In 2000, a ﬁeld study in two shallow, polytrophic lakes (Langer See and Melangsee) in eastern Germany re-
vealed an equilibrium state assemblage of Cyanoprokaryota in late summer. During 4 successive weeks in
Langer See Planktothrix agardhii (Gom.) Anagn. et Kom., Aphanizomenon gracile (Lemmerm.) Lemmerm. and
Pseudanabaena limnetica Lemmerm. were more than 80% of the standing biomass of phytoplankton, and their
cumulative biovolume was around 33 mm³ l − 1 (( ± 3.2 SD). In Melangsee, the very small Limnothrix species L.
amphigranulata (Van Goor) Meffert was the most common species, accompanied by Pseudanabaena limnetica
and Planktothrix agardhii. For 3 weeks, their cumulative biovolume was about 23 mm³ l− 1 (( ± 3.4 SD), which
represented 75 – 82% of total biovolume. The dominant species all belong to the functional group S1 deﬁned
by Reynolds (1997), except for A. gracile, which we suggest to be included in group SN. In both lakes mean

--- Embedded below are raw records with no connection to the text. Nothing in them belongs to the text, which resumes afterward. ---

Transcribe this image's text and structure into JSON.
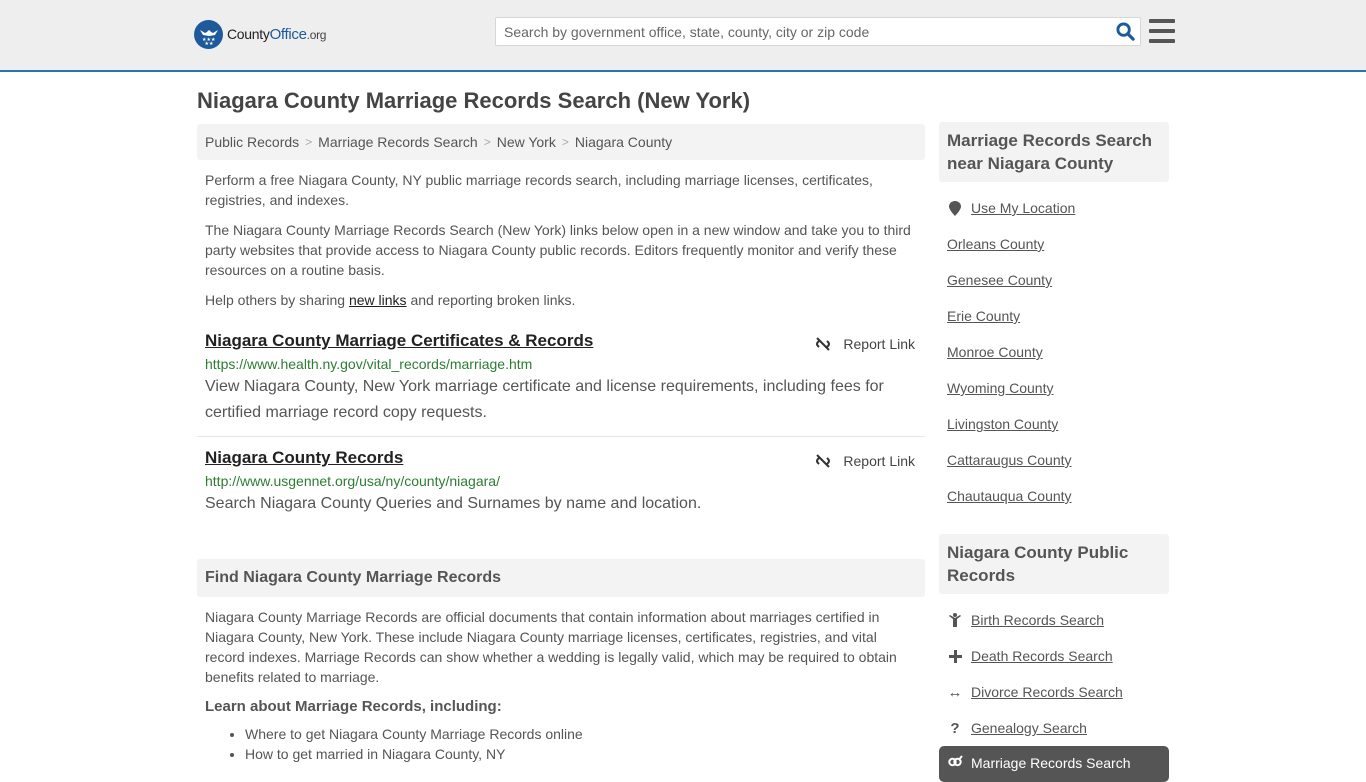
{
  "header": {
    "logo": {
      "name": "County",
      "office": "Office",
      "tld": ".org"
    },
    "search": {
      "placeholder": "Search by government office, state, county, city or zip code",
      "value": ""
    }
  },
  "page_title": "Niagara County Marriage Records Search (New York)",
  "breadcrumb": [
    {
      "label": "Public Records"
    },
    {
      "label": "Marriage Records Search"
    },
    {
      "label": "New York"
    },
    {
      "label": "Niagara County"
    }
  ],
  "intro": {
    "p1": "Perform a free Niagara County, NY public marriage records search, including marriage licenses, certificates, registries, and indexes.",
    "p2": "The Niagara County Marriage Records Search (New York) links below open in a new window and take you to third party websites that provide access to Niagara County public records. Editors frequently monitor and verify these resources on a routine basis.",
    "p3_before": "Help others by sharing ",
    "p3_link": "new links",
    "p3_after": " and reporting broken links."
  },
  "results": [
    {
      "title": "Niagara County Marriage Certificates & Records",
      "url": "https://www.health.ny.gov/vital_records/marriage.htm",
      "description": "View Niagara County, New York marriage certificate and license requirements, including fees for certified marriage record copy requests.",
      "report_label": "Report Link"
    },
    {
      "title": "Niagara County Records",
      "url": "http://www.usgennet.org/usa/ny/county/niagara/",
      "description": "Search Niagara County Queries and Surnames by name and location.",
      "report_label": "Report Link"
    }
  ],
  "find_section": {
    "heading": "Find Niagara County Marriage Records",
    "body": "Niagara County Marriage Records are official documents that contain information about marriages certified in Niagara County, New York. These include Niagara County marriage licenses, certificates, registries, and vital record indexes. Marriage Records can show whether a wedding is legally valid, which may be required to obtain benefits related to marriage.",
    "learn_heading": "Learn about Marriage Records, including:",
    "learn_items": [
      "Where to get Niagara County Marriage Records online",
      "How to get married in Niagara County, NY"
    ]
  },
  "sidebar": {
    "near": {
      "heading": "Marriage Records Search near Niagara County",
      "use_location": "Use My Location",
      "counties": [
        "Orleans County",
        "Genesee County",
        "Erie County",
        "Monroe County",
        "Wyoming County",
        "Livingston County",
        "Cattaraugus County",
        "Chautauqua County"
      ]
    },
    "public": {
      "heading": "Niagara County Public Records",
      "items": [
        {
          "label": "Birth Records Search",
          "icon": "child-icon"
        },
        {
          "label": "Death Records Search",
          "icon": "cross-icon"
        },
        {
          "label": "Divorce Records Search",
          "icon": "arrows-horizontal-icon"
        },
        {
          "label": "Genealogy Search",
          "icon": "question-icon"
        },
        {
          "label": "Marriage Records Search",
          "icon": "gender-rings-icon",
          "active": true
        }
      ]
    }
  },
  "colors": {
    "brand_blue": "#1c5a9c",
    "header_border": "#2f73ad",
    "url_green": "#2e7d32",
    "active_bg": "#555555"
  }
}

light intensities ranged between 2.2 and 8.3 E m − 2d − 1. Overall species spectra were very similar in both lakes,
but dominance by Limnothrix and by Planktothrix in the respective lakes is observed repeatedly. The success
of these species is discussed in the context of the habitat properties in August/September. Summer mixing events
represented no disturbances in the sense of Connell (1978), since they do not interrupt the species dominance. More
frequent mixing events and higher concentrations of dissolved nitrogen occurred in Langer See than in the more
shallow, but wind protected Melangsee. In Langer See light deﬁcient conditions were intensiﬁed by an increasing
biomass of P. agardhii, and this species probably beneﬁted from nutrient input by more frequent resuspension.
The light deﬁciency also affected the diversity, expressed as Shannon–Wiener Index (H), which was reduced more
in lake Langer See (H = 0.51) than in Melangsee (0.74) during steady state periods. Recognizing the important
effects of mixing, we suggest an additional variable to describe habitat properties: the number of full mixing days
as a proportion of total days of observation should help to discriminate between shallow habitats with intermittent
mixing events, and those with more regularly mixing in summer period.